When an unexpected storm shuts down the power grid people are lucky We can put a comfy fleece jacket over long johns and snuggle under a toasty quilt Baby chicks can’t In the old days their broody mom would welcome them into her fluffed up feathers, where they’d be warmed and comforted by her Today, most chicks rely on brooder heat that usually comes from electricity If they get too cold, they’ll perish So, how do you keep them warm when the power fails? Fortunately, there are several ways to do it
The Rudd Rangers are growing right before my eyes! We have had them about 1 week, and they have grown from an average weight of 33 grams, all the way to 95 grams! Each day they grow more curious, more playful, and certainly hungrier Even though they are still fluff balls, I am starting to notice them getting more muscular and tall Their wing feathers are coming in, but I will not have to worry about them flying out of the brooder for a few more weeks still They are relatively low maintenance at this age

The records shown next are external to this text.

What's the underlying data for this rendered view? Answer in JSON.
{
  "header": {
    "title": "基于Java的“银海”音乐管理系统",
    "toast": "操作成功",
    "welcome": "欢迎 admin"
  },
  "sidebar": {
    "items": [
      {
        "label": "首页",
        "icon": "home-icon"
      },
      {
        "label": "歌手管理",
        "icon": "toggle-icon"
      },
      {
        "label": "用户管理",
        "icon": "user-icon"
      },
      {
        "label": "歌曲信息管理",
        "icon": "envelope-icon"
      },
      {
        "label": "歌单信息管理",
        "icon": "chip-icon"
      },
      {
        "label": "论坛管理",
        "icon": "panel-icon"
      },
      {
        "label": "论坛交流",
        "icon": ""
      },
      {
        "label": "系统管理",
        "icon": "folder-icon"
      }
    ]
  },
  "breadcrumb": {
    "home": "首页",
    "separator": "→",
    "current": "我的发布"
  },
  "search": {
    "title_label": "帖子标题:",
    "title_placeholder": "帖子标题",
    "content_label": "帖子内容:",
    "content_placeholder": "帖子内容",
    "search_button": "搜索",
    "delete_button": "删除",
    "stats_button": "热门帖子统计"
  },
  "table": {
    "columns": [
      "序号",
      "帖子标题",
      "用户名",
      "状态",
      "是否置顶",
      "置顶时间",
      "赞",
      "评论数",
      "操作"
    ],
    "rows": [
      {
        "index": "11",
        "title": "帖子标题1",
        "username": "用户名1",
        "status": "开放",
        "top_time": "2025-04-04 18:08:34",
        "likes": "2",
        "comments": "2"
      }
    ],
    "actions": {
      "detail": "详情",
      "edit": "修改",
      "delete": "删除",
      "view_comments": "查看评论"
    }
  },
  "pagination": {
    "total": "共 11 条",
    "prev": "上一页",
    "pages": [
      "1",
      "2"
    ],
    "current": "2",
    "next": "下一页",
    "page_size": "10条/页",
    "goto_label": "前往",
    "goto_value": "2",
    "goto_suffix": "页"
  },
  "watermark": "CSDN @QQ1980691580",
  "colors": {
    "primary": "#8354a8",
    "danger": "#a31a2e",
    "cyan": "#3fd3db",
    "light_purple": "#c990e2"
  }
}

Our Rudd Ranger chicks are turning from babies into teenagers right before our eyes!
They are growing more “real” feathers, and just like true teenagers, love to act silly and play rough with each other One of their favorite things to do is run as fast as they can into another chick and at the last second, fly over its head! I gave them a couple branches in the brooder for entertainment I can see how they would easily get bored in the brooder, but it is still the safest place for them
This week marks the Rudd chicks’ 2nd week birthday They are averaging 180 grams now and truly growing each day!
The 13 chicks are thriving and starting to grow in some juvenile feathers They still have lots of fluff, and still need access to the heat lamp at all times Weather is Alabama has been warm one day, and freezing the next, so it is important to keep an eye on their temperature in the brooding box The heat lamp is always on, but adjustments are needed to other surroundings For example, during